ADOPTION EVENT: During April, the Louisiana SPCA is reducing adoption fees by $50 for all cats and dogs that are at least 1 year old. Adoption hours are from 10 a.m. to 4 p.m. Mondays through Thursdays at the SPCA, 1700 Mardi Gras Blvd., New Orleans. For information, visit la-spca.org call (504) 368-5191.
SPAY/NEUTER DISCOUNTS: The Louisiana SPCA Community Clinic is offering $20.15 spay/neuter surgeries through August for all pets residing in Orleans Parish. In addition, microchips will be available at a reduced fee of $10 in conjunction with a spay/neuter surgery or wellness visit, and T-N-R for feral cats will be reduced to $10. Call (504) 363-1333 or visit www.la-spca.org/communityclinic.
YAPPY HOUR: The Louisiana SPCA will be the beneficiary of a Yappy Hour from 4 p.m. to 8 p.m. every Thursday in the courtyard at Rare Form, 437 Esplanade Ave., New Orleans. Fresh water and treats will be provided for pups while owners enjoy $1 off craft cocktails. When participants mention “Yappy Hour,” 15 percent of the proceeds will benefit the SPCA. For information, visit www.rareformnola.com.
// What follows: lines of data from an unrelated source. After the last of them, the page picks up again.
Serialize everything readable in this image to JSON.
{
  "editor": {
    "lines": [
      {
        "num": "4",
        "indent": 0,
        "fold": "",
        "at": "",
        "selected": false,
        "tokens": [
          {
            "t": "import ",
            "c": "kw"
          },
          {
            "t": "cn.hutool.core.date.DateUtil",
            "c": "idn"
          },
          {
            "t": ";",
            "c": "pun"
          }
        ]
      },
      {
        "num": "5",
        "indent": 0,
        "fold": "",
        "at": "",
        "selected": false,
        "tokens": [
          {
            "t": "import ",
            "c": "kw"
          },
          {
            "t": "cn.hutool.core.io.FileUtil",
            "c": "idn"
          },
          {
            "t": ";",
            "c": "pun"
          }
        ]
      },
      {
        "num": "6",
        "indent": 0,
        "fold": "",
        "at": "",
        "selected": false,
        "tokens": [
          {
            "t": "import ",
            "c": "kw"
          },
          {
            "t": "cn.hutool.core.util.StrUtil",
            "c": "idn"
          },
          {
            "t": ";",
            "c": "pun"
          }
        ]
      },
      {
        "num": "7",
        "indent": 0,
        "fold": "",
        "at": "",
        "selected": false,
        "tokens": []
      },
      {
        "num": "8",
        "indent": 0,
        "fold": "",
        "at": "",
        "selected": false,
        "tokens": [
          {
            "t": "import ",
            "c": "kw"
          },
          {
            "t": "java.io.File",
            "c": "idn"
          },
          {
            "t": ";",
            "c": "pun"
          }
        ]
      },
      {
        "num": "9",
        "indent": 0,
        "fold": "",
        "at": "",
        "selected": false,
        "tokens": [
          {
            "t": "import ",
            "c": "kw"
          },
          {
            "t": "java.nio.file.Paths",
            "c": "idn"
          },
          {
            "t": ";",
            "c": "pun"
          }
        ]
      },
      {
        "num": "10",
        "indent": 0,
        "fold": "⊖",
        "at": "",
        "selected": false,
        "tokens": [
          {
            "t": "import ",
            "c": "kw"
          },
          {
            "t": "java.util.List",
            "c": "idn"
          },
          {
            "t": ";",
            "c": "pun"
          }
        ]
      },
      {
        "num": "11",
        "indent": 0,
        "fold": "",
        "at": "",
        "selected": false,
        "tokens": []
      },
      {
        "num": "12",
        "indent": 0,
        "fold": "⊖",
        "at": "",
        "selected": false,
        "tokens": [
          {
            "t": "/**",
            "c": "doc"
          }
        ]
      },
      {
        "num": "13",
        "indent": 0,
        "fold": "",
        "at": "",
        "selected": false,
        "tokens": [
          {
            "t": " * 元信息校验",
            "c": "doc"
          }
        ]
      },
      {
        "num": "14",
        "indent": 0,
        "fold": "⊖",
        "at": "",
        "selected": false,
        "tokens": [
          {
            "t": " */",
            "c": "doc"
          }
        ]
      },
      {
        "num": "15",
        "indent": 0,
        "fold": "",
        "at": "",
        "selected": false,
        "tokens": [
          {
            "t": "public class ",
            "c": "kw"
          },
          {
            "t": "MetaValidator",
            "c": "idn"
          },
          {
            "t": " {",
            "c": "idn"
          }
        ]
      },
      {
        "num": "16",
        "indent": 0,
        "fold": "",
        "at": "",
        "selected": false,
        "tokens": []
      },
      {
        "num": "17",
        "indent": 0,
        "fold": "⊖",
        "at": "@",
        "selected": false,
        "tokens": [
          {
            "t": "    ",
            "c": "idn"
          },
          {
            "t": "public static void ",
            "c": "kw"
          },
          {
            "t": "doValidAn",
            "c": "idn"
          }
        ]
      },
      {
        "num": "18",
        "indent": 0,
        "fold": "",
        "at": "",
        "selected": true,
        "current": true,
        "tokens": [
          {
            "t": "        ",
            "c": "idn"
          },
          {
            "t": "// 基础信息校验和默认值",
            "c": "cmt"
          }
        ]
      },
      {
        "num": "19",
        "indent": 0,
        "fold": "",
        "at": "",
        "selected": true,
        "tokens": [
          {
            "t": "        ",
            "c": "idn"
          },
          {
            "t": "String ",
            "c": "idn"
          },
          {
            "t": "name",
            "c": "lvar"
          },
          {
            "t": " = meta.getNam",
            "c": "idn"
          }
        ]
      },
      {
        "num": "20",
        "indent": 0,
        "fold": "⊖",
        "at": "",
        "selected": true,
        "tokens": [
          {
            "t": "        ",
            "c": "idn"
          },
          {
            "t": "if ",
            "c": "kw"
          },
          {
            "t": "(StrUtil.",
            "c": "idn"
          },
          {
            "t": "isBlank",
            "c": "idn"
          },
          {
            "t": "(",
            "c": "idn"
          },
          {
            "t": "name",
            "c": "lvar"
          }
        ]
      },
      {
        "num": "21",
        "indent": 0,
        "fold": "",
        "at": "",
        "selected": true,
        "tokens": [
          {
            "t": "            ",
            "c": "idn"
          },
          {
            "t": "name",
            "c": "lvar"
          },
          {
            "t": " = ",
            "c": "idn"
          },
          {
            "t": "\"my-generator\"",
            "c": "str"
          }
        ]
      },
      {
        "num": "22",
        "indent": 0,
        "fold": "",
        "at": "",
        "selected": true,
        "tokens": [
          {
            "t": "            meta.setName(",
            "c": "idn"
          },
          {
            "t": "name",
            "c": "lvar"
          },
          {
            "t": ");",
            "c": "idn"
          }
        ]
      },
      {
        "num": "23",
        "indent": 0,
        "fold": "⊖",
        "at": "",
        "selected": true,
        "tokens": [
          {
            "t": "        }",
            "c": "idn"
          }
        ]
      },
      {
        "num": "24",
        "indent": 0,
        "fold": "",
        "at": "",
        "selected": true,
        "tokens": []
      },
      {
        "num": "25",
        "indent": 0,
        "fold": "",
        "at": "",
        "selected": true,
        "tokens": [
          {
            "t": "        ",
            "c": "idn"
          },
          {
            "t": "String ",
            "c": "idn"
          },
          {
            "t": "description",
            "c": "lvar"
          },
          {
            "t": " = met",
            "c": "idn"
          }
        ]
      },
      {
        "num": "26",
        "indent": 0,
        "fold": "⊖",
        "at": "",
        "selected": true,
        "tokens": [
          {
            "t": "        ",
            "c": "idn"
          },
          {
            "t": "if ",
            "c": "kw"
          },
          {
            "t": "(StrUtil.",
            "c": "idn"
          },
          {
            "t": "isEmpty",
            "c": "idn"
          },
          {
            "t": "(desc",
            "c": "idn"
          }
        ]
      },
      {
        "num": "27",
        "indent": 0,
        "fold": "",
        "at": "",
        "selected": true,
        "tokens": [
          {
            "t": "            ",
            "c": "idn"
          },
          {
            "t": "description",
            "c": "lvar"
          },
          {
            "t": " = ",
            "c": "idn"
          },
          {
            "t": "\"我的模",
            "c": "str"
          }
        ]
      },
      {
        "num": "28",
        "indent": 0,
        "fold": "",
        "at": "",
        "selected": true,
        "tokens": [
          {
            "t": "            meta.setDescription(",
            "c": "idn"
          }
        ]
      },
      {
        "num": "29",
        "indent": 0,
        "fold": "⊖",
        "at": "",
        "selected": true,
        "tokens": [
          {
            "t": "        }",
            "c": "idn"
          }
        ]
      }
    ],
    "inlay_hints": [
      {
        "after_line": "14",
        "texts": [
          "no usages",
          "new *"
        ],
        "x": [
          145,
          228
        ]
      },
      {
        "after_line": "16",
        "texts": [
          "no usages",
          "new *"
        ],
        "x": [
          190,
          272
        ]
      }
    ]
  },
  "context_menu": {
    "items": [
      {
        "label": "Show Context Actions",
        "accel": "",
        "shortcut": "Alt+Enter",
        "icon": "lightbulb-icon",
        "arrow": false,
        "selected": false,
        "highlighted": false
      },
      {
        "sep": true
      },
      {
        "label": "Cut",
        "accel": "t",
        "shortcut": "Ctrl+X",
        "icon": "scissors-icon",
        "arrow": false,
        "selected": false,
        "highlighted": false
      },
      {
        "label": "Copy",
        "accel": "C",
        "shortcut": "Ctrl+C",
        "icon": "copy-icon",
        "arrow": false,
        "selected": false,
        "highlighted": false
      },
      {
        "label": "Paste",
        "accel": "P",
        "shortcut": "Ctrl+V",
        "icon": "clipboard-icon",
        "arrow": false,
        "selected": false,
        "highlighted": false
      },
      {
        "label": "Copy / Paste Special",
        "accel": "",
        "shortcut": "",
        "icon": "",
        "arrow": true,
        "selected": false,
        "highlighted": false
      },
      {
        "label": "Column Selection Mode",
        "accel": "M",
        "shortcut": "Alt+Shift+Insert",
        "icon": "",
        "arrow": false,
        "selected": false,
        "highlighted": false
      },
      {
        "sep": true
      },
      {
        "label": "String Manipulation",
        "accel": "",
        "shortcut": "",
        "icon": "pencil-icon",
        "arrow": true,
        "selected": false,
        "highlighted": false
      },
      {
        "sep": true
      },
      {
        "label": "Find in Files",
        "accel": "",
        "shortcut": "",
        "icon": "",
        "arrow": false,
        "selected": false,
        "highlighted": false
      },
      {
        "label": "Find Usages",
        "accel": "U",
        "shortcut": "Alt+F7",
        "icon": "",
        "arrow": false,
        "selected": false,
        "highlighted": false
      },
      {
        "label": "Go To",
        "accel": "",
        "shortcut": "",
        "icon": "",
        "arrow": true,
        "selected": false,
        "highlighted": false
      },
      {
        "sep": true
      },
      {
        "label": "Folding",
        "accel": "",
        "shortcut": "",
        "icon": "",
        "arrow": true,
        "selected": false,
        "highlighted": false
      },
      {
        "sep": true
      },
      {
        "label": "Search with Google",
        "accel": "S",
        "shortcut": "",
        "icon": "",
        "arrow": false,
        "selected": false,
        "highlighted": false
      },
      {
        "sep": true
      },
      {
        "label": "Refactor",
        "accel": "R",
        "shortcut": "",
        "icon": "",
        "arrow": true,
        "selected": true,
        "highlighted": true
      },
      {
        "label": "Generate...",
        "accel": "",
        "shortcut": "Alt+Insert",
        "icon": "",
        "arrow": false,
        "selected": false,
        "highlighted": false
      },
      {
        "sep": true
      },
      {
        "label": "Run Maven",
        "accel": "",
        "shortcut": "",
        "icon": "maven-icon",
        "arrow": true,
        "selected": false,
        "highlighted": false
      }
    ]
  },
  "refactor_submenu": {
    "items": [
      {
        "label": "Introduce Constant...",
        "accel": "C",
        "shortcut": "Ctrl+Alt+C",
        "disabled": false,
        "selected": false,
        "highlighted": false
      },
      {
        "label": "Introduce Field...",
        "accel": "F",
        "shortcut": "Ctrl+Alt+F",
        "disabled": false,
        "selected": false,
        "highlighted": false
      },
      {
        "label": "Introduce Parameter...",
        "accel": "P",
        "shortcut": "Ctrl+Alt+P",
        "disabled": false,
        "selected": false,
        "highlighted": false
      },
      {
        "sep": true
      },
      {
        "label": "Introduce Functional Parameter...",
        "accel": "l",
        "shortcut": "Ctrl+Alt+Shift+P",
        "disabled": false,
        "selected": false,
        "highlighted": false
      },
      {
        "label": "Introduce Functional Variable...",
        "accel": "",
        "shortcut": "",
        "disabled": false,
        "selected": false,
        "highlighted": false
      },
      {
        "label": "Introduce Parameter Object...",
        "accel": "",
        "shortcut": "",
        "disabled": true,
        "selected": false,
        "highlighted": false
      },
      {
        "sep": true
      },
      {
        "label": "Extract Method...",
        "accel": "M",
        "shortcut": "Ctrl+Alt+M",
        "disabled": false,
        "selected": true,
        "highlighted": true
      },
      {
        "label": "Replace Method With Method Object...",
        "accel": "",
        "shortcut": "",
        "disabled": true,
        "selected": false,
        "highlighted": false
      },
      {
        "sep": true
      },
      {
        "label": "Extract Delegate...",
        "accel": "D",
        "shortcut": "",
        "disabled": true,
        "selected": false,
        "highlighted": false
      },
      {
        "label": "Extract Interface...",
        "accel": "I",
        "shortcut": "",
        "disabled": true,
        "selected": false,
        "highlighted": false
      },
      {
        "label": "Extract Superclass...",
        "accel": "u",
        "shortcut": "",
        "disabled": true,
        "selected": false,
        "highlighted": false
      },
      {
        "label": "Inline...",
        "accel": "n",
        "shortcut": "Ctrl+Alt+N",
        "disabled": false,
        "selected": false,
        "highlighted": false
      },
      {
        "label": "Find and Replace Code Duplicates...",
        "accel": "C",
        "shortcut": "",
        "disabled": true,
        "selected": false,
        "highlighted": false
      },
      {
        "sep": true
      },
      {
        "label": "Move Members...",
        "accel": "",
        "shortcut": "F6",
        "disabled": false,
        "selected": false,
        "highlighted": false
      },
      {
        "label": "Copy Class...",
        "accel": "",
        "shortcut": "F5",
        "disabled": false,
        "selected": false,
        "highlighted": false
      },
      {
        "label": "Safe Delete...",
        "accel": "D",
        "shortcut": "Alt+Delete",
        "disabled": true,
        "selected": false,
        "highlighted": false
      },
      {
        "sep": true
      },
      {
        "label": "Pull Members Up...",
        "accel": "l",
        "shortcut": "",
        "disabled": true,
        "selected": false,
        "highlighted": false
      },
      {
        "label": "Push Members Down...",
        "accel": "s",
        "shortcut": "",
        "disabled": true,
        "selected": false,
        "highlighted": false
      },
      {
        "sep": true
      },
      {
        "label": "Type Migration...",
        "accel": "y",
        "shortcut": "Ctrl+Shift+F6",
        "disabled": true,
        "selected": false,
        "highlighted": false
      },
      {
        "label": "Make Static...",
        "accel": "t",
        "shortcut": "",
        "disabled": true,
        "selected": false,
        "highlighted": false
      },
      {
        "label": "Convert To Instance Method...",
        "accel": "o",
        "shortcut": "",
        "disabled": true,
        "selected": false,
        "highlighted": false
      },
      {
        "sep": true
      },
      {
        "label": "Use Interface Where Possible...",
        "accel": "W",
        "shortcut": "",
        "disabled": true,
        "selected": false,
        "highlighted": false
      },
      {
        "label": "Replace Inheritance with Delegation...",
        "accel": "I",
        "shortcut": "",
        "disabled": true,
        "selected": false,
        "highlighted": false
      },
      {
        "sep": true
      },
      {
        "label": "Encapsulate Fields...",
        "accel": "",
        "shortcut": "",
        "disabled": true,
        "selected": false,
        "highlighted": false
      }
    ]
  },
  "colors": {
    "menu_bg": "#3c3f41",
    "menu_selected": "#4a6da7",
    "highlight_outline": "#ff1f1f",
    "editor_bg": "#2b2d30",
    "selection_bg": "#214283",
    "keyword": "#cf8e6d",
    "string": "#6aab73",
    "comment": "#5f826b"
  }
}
RUN FOR CHARITY: When the Crescent City Classic takes place April 4, runners may register to raise money for any one of 10 charities, including the Louisiana SPCA. For details, visit www.la-spca.org/ccc.
LOST OR FOUND PETS: In Orleans Parish, you can send a photo, description of your pet, date lost/found and your contact information to firstname.lastname@example.org. In Jefferson Parish, email email@example.com or bbourgeois @jeffparish.net, and in St. Bernard Parish, email firstname.lastname@example.org.
Traci D. Howerton is social media editor of Animal Rescue New Orleans, a nonprofit, volunteer-based, no-kill shelter. Contact ARNO at email@example.com, www.animalrescuenew orleans.org or call its recorded information line at (504) 571-1900.